*Exercise data*.

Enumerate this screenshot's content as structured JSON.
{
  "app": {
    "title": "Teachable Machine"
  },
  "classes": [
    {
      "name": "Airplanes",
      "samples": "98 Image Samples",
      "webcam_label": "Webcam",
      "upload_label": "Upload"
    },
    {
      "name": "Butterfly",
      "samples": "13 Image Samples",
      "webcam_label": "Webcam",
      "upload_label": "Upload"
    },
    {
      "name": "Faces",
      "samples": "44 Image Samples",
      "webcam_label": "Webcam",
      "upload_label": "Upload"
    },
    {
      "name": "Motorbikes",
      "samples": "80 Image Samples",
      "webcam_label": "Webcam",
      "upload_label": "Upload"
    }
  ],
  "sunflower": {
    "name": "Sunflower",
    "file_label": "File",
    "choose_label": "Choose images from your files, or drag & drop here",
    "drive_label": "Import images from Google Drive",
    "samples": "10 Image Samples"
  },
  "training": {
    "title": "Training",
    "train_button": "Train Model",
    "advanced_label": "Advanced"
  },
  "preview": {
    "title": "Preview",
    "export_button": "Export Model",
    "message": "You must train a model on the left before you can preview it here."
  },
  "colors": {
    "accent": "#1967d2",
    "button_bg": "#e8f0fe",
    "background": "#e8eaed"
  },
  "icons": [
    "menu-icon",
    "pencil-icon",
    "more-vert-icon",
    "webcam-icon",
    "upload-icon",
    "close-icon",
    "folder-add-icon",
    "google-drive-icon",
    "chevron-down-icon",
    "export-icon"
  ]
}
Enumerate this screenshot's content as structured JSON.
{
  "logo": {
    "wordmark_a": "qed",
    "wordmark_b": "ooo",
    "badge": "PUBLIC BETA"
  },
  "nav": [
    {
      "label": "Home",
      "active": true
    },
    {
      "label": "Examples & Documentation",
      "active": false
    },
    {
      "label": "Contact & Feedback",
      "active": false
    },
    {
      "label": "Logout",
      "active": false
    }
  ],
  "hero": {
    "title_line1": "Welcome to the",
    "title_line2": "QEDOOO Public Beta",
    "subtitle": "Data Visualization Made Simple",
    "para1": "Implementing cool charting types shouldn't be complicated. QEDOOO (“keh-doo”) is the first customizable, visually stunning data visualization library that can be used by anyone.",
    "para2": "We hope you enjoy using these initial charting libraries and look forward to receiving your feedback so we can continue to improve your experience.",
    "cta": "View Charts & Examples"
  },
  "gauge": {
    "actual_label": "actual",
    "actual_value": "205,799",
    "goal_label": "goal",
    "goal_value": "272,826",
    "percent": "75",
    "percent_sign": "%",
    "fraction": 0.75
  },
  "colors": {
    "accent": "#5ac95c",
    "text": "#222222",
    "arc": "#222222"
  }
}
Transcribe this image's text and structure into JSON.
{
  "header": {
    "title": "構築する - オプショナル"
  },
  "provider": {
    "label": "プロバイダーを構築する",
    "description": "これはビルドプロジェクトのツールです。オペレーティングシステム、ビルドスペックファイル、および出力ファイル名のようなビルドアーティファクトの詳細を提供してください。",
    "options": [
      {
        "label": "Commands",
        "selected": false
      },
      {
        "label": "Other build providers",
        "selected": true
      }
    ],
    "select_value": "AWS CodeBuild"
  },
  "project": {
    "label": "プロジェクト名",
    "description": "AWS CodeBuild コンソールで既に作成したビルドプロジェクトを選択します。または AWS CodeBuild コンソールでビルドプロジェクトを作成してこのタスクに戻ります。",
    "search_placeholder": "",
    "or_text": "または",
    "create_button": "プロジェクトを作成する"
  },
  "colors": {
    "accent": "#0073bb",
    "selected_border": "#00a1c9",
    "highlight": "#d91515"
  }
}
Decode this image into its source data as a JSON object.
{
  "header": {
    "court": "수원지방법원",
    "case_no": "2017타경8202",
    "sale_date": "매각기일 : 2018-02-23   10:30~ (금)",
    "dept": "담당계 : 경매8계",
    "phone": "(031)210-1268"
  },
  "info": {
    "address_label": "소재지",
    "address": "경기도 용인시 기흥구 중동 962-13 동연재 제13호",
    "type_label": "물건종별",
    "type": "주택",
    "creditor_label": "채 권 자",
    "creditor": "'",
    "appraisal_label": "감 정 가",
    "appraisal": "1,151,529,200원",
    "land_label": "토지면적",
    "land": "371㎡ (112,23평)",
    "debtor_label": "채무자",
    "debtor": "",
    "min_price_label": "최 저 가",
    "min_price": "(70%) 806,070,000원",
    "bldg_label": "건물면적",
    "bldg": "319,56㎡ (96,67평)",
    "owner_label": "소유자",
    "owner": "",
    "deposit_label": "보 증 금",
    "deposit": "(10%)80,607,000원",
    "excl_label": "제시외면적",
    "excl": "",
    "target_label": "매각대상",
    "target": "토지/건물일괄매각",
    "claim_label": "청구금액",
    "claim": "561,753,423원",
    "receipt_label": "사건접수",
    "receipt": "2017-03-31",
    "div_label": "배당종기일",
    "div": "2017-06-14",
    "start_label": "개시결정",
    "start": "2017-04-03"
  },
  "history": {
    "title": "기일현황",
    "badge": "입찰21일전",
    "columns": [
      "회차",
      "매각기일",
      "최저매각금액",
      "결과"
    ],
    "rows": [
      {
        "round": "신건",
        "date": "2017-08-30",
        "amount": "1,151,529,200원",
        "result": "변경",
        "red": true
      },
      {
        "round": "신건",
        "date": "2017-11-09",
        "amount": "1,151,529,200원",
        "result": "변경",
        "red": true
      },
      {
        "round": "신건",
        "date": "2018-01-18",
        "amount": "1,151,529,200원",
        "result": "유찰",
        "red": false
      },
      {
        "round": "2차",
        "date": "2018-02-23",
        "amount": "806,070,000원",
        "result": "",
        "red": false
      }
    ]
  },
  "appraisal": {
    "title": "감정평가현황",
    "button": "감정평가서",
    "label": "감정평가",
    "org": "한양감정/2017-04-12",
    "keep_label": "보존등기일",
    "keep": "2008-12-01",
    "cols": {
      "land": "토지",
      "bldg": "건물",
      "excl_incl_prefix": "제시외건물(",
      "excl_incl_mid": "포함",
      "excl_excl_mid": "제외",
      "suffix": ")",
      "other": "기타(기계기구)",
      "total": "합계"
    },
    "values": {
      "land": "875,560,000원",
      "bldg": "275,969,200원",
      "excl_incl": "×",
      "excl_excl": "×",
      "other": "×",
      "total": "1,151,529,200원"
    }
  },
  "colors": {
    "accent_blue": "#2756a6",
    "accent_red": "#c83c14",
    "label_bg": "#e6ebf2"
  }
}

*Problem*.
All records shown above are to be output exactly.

*Solution to this task*.
Enumerate this screenshot's content as structured JSON.
{
  "app": {
    "title": "Teachable Machine"
  },
  "classes": [
    {
      "name": "Airplanes",
      "samples": "98 Image Samples",
      "webcam_label": "Webcam",
      "upload_label": "Upload"
    },
    {
      "name": "Butterfly",
      "samples": "13 Image Samples",
      "webcam_label": "Webcam",
      "upload_label": "Upload"
    },
    {
      "name": "Faces",
      "samples": "44 Image Samples",
      "webcam_label": "Webcam",
      "upload_label": "Upload"
    },
    {
      "name": "Motorbikes",
      "samples": "80 Image Samples",
      "webcam_label": "Webcam",
      "upload_label": "Upload"
    }
  ],
  "sunflower": {
    "name": "Sunflower",
    "file_label": "File",
    "choose_label": "Choose images from your files, or drag & drop here",
    "drive_label": "Import images from Google Drive",
    "samples": "10 Image Samples"
  },
  "training": {
    "title": "Training",
    "train_button": "Train Model",
    "advanced_label": "Advanced"
  },
  "preview": {
    "title": "Preview",
    "export_button": "Export Model",
    "message": "You must train a model on the left before you can preview it here."
  },
  "colors": {
    "accent": "#1967d2",
    "button_bg": "#e8f0fe",
    "background": "#e8eaed"
  },
  "icons": [
    "menu-icon",
    "pencil-icon",
    "more-vert-icon",
    "webcam-icon",
    "upload-icon",
    "close-icon",
    "folder-add-icon",
    "google-drive-icon",
    "chevron-down-icon",
    "export-icon"
  ]
}
Enumerate this screenshot's content as structured JSON.
{
  "logo": {
    "wordmark_a": "qed",
    "wordmark_b": "ooo",
    "badge": "PUBLIC BETA"
  },
  "nav": [
    {
      "label": "Home",
      "active": true
    },
    {
      "label": "Examples & Documentation",
      "active": false
    },
    {
      "label": "Contact & Feedback",
      "active": false
    },
    {
      "label": "Logout",
      "active": false
    }
  ],
  "hero": {
    "title_line1": "Welcome to the",
    "title_line2": "QEDOOO Public Beta",
    "subtitle": "Data Visualization Made Simple",
    "para1": "Implementing cool charting types shouldn't be complicated. QEDOOO (“keh-doo”) is the first customizable, visually stunning data visualization library that can be used by anyone.",
    "para2": "We hope you enjoy using these initial charting libraries and look forward to receiving your feedback so we can continue to improve your experience.",
    "cta": "View Charts & Examples"
  },
  "gauge": {
    "actual_label": "actual",
    "actual_value": "205,799",
    "goal_label": "goal",
    "goal_value": "272,826",
    "percent": "75",
    "percent_sign": "%",
    "fraction": 0.75
  },
  "colors": {
    "accent": "#5ac95c",
    "text": "#222222",
    "arc": "#222222"
  }
}
Transcribe this image's text and structure into JSON.
{
  "header": {
    "title": "構築する - オプショナル"
  },
  "provider": {
    "label": "プロバイダーを構築する",
    "description": "これはビルドプロジェクトのツールです。オペレーティングシステム、ビルドスペックファイル、および出力ファイル名のようなビルドアーティファクトの詳細を提供してください。",
    "options": [
      {
        "label": "Commands",
        "selected": false
      },
      {
        "label": "Other build providers",
        "selected": true
      }
    ],
    "select_value": "AWS CodeBuild"
  },
  "project": {
    "label": "プロジェクト名",
    "description": "AWS CodeBuild コンソールで既に作成したビルドプロジェクトを選択します。または AWS CodeBuild コンソールでビルドプロジェクトを作成してこのタスクに戻ります。",
    "search_placeholder": "",
    "or_text": "または",
    "create_button": "プロジェクトを作成する"
  },
  "colors": {
    "accent": "#0073bb",
    "selected_border": "#00a1c9",
    "highlight": "#d91515"
  }
}
Decode this image into its source data as a JSON object.
{
  "header": {
    "court": "수원지방법원",
    "case_no": "2017타경8202",
    "sale_date": "매각기일 : 2018-02-23   10:30~ (금)",
    "dept": "담당계 : 경매8계",
    "phone": "(031)210-1268"
  },
  "info": {
    "address_label": "소재지",
    "address": "경기도 용인시 기흥구 중동 962-13 동연재 제13호",
    "type_label": "물건종별",
    "type": "주택",
    "creditor_label": "채 권 자",
    "creditor": "'",
    "appraisal_label": "감 정 가",
    "appraisal": "1,151,529,200원",
    "land_label": "토지면적",
    "land": "371㎡ (112,23평)",
    "debtor_label": "채무자",
    "debtor": "",
    "min_price_label": "최 저 가",
    "min_price": "(70%) 806,070,000원",
    "bldg_label": "건물면적",
    "bldg": "319,56㎡ (96,67평)",
    "owner_label": "소유자",
    "owner": "",
    "deposit_label": "보 증 금",
    "deposit": "(10%)80,607,000원",
    "excl_label": "제시외면적",
    "excl": "",
    "target_label": "매각대상",
    "target": "토지/건물일괄매각",
    "claim_label": "청구금액",
    "claim": "561,753,423원",
    "receipt_label": "사건접수",
    "receipt": "2017-03-31",
    "div_label": "배당종기일",
    "div": "2017-06-14",
    "start_label": "개시결정",
    "start": "2017-04-03"
  },
  "history": {
    "title": "기일현황",
    "badge": "입찰21일전",
    "columns": [
      "회차",
      "매각기일",
      "최저매각금액",
      "결과"
    ],
    "rows": [
      {
        "round": "신건",
        "date": "2017-08-30",
        "amount": "1,151,529,200원",
        "result": "변경",
        "red": true
      },
      {
        "round": "신건",
        "date": "2017-11-09",
        "amount": "1,151,529,200원",
        "result": "변경",
        "red": true
      },
      {
        "round": "신건",
        "date": "2018-01-18",
        "amount": "1,151,529,200원",
        "result": "유찰",
        "red": false
      },
      {
        "round": "2차",
        "date": "2018-02-23",
        "amount": "806,070,000원",
        "result": "",
        "red": false
      }
    ]
  },
  "appraisal": {
    "title": "감정평가현황",
    "button": "감정평가서",
    "label": "감정평가",
    "org": "한양감정/2017-04-12",
    "keep_label": "보존등기일",
    "keep": "2008-12-01",
    "cols": {
      "land": "토지",
      "bldg": "건물",
      "excl_incl_prefix": "제시외건물(",
      "excl_incl_mid": "포함",
      "excl_excl_mid": "제외",
      "suffix": ")",
      "other": "기타(기계기구)",
      "total": "합계"
    },
    "values": {
      "land": "875,560,000원",
      "bldg": "275,969,200원",
      "excl_incl": "×",
      "excl_excl": "×",
      "other": "×",
      "total": "1,151,529,200원"
    }
  },
  "colors": {
    "accent_blue": "#2756a6",
    "accent_red": "#c83c14",
    "label_bg": "#e6ebf2"
  }
}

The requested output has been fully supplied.